People always say that something is bound to go wrong on the day of your wedding. Stuff can still go wrong during an elopement, but luckily there are way less people there to witness it. Besides, you won’t remember those things as being detrimental to your happiness because, very likely, they weren’t. Sometimes you forget that the sun sets at 4 p.m. in Vancouver in late November and it’s a race against time to snap a few wedding photos in the fading light. Sometimes the officiant hands you the wrong vows during your ceremony and you have to wait until she leaves to read the vows you actually wrote for each other. Sometimes your new husband gets so drunk at the afterparty that the next evening he falls asleep at seven o’clock instead of enjoying the beautiful suite you’re staying in for one night at the Fairmont. These things all happened to us but they’re just a small part of a really fun, truly stress-free day that I’ll always cherish.

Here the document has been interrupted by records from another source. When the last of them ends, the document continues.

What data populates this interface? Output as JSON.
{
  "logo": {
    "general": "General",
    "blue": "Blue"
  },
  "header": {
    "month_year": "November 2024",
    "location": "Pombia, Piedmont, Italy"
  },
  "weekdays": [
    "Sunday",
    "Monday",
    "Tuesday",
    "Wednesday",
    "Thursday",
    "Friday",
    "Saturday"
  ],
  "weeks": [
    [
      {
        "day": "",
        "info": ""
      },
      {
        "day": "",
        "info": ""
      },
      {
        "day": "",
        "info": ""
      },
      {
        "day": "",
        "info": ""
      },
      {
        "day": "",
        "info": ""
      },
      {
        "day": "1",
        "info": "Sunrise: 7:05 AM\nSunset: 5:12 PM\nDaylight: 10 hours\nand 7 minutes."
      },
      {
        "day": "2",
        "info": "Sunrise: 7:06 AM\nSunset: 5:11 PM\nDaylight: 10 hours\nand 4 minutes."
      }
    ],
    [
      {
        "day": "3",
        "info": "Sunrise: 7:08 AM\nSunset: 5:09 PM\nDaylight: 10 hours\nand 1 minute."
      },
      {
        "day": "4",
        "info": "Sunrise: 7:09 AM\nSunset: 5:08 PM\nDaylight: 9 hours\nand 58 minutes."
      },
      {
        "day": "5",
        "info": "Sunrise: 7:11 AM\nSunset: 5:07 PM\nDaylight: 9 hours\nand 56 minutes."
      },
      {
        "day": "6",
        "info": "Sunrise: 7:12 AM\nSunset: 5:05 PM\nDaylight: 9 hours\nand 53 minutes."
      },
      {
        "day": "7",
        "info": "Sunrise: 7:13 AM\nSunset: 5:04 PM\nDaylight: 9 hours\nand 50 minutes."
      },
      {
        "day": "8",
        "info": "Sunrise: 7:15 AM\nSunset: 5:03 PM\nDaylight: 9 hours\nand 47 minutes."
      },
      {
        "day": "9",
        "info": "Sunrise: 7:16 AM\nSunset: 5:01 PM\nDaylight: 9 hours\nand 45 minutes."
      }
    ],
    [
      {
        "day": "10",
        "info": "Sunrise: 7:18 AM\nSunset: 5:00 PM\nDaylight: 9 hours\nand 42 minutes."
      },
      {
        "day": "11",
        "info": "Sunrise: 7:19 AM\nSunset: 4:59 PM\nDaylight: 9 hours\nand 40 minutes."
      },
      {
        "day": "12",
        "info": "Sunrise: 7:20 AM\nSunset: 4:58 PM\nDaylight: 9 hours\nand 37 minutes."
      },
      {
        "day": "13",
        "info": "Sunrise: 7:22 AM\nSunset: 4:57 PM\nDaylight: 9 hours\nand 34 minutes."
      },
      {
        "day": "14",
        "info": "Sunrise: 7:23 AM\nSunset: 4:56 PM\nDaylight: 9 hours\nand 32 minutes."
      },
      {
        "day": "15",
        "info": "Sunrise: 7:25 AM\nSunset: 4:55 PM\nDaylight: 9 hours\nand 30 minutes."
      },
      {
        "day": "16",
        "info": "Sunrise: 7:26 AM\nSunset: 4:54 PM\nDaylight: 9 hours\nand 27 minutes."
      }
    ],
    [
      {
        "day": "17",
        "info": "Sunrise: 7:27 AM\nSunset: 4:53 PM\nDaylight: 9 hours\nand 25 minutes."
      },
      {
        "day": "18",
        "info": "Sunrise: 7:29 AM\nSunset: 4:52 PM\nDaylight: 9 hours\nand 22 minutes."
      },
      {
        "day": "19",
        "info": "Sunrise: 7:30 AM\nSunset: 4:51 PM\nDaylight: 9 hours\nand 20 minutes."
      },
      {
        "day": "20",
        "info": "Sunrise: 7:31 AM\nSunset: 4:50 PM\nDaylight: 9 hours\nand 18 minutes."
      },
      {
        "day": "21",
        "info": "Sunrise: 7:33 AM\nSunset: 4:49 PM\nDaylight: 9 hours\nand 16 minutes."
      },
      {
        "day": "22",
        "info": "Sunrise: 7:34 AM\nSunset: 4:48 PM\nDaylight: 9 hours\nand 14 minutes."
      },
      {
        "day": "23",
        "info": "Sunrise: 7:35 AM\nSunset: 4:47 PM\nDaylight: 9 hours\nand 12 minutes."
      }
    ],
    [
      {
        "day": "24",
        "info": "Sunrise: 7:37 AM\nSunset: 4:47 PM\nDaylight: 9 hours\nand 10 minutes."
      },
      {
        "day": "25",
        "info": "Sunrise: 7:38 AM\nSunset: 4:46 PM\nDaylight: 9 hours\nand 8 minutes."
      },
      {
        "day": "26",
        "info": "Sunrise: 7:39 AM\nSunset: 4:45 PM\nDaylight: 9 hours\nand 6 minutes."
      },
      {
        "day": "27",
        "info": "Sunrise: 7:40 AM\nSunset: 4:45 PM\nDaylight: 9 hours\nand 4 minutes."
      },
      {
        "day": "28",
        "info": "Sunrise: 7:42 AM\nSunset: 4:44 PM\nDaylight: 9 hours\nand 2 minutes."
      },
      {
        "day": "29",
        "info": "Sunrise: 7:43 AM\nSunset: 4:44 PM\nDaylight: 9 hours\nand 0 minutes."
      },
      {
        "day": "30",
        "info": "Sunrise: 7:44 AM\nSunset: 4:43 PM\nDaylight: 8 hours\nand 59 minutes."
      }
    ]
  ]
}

My partner and I firmly agreed that a wedding was one day, and a marriage is forever. For us, this took a lot of importance out of the particulars of the wedding day. Yes, it’s the “first day of the rest of our lives,” but surely how we navigate the years and decades after are equally as important. Whether the two of you opt for a mega wedding or a private ceremony in the end, you’re a team now, and hopefully you feel comfortable planning like one. I need to plan ahead, and my husband is a scientist, so we’re nothing if not practical. When we were writing our vows, we also wrote a “marriage manifesto” of sorts: a loose mission statement that could serve as a reference tool to remind us to get back on track should we ever need it. Having an idea of what works for you as individuals and as a couple can be very helpful in navigating your lifelong relationship together. You can cover whatever pertains to you – what you want to achieve, how you hope to save and spend your shared income, how you intend to parent any future offspring, what kind of support you may need from each other, and how you both best communicate. Difficulties will inevitably emerge from issues within your relationship and outside it, and creating a strategy for dealing and working through those things can sometimes help remind us who we want to be individually, as a couple, and as parents.


Many gals (and guys, too!) dream about their wedding day for a very long time. If that’s you and you’ve got the means to make your gorgeous, bohemian vision come true, for the love of god party on. Make your dreams a reality and please invite me, because I love beautiful aesthetics and hand-written signage and sweeping mountain backdrops. But ultimately your wedding day should be exactly what you want it to be, and ours was – low maintenance, no stress, and debt-free, with our marriage certificate hanging on the wall in our sunny apartment right where we said our vows.



jess wedding bio .jpg




Jess is a server, writer, and new bride who lives and loves in Yeast Van. She is a connoisseur of good cider and bad tattoos and will knit you something pretty if you ask.